── Data shown

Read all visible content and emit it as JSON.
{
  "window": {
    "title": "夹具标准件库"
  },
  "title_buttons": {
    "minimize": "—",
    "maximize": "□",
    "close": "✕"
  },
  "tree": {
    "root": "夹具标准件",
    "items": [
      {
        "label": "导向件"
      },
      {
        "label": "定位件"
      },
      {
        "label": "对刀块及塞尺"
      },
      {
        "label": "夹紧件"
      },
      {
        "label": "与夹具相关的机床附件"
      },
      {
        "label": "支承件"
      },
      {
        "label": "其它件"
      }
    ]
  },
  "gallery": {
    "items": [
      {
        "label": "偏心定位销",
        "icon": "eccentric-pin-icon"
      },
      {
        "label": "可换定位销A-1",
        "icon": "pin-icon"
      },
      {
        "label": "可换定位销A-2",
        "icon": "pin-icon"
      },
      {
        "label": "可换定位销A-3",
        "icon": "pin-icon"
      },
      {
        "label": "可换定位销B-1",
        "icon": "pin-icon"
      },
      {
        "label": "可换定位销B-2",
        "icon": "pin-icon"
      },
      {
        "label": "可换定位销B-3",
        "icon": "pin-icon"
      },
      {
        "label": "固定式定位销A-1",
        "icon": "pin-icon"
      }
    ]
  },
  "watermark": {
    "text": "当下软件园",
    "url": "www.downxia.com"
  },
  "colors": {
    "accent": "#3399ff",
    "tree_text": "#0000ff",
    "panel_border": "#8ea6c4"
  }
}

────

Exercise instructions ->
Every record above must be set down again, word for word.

Exercise output ->
Read all visible content and emit it as JSON.
{
  "window": {
    "title": "夹具标准件库"
  },
  "title_buttons": {
    "minimize": "—",
    "maximize": "□",
    "close": "✕"
  },
  "tree": {
    "root": "夹具标准件",
    "items": [
      {
        "label": "导向件"
      },
      {
        "label": "定位件"
      },
      {
        "label": "对刀块及塞尺"
      },
      {
        "label": "夹紧件"
      },
      {
        "label": "与夹具相关的机床附件"
      },
      {
        "label": "支承件"
      },
      {
        "label": "其它件"
      }
    ]
  },
  "gallery": {
    "items": [
      {
        "label": "偏心定位销",
        "icon": "eccentric-pin-icon"
      },
      {
        "label": "可换定位销A-1",
        "icon": "pin-icon"
      },
      {
        "label": "可换定位销A-2",
        "icon": "pin-icon"
      },
      {
        "label": "可换定位销A-3",
        "icon": "pin-icon"
      },
      {
        "label": "可换定位销B-1",
        "icon": "pin-icon"
      },
      {
        "label": "可换定位销B-2",
        "icon": "pin-icon"
      },
      {
        "label": "可换定位销B-3",
        "icon": "pin-icon"
      },
      {
        "label": "固定式定位销A-1",
        "icon": "pin-icon"
      }
    ]
  },
  "watermark": {
    "text": "当下软件园",
    "url": "www.downxia.com"
  },
  "colors": {
    "accent": "#3399ff",
    "tree_text": "#0000ff",
    "panel_border": "#8ea6c4"
  }
}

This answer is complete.